=== Section Start ===

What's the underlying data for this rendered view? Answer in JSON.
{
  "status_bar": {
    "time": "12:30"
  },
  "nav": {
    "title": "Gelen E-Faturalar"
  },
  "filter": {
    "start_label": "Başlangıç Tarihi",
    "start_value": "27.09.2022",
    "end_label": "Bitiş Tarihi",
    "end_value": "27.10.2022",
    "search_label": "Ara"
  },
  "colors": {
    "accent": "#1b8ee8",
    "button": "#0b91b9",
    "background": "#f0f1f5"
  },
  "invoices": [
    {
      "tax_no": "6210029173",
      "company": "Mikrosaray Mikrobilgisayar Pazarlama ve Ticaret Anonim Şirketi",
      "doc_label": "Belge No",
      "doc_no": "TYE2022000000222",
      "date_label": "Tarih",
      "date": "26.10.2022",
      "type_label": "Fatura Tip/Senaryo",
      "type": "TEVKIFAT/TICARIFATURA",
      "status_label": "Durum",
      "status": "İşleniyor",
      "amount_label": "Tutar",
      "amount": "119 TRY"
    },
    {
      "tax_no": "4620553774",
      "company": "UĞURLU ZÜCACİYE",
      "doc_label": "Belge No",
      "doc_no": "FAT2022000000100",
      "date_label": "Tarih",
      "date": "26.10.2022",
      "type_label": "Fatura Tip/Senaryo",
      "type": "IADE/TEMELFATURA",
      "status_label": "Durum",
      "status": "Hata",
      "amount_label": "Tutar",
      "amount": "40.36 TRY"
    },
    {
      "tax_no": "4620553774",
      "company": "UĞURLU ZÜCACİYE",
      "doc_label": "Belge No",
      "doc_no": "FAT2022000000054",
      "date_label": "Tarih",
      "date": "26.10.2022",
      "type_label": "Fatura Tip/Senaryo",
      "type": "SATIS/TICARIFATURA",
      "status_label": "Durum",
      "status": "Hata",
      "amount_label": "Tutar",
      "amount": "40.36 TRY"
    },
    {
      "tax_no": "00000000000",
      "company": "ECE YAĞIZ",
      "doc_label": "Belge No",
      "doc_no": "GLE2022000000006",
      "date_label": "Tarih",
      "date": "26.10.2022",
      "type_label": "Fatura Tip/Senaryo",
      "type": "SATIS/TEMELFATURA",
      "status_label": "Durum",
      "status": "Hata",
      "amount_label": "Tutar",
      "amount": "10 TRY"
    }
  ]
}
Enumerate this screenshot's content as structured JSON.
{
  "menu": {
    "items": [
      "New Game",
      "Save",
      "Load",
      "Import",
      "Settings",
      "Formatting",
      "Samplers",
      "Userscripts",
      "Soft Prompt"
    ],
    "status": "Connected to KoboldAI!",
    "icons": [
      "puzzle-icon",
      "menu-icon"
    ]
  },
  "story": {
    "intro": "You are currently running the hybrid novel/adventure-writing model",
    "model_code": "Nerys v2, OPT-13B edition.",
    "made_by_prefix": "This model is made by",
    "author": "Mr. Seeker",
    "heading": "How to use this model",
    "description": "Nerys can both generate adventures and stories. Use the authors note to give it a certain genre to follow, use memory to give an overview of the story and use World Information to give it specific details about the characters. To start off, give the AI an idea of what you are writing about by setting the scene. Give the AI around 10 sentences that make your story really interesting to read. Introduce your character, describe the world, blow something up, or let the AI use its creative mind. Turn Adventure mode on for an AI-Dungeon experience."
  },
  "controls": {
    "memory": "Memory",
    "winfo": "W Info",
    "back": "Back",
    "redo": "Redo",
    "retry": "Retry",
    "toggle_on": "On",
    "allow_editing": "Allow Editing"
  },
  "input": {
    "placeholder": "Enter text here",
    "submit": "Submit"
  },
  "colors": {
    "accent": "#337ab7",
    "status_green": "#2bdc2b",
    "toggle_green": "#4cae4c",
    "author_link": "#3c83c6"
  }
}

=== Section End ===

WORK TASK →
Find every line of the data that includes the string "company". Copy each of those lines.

SOLUTION TO THIS EXERCISE →
      "company": "Mikrosaray Mikrobilgisayar Pazarlama ve Ticaret Anonim Şirketi",
      "company": "UĞURLU ZÜCACİYE",
      "company": "UĞURLU ZÜCACİYE",
      "company": "ECE YAĞIZ",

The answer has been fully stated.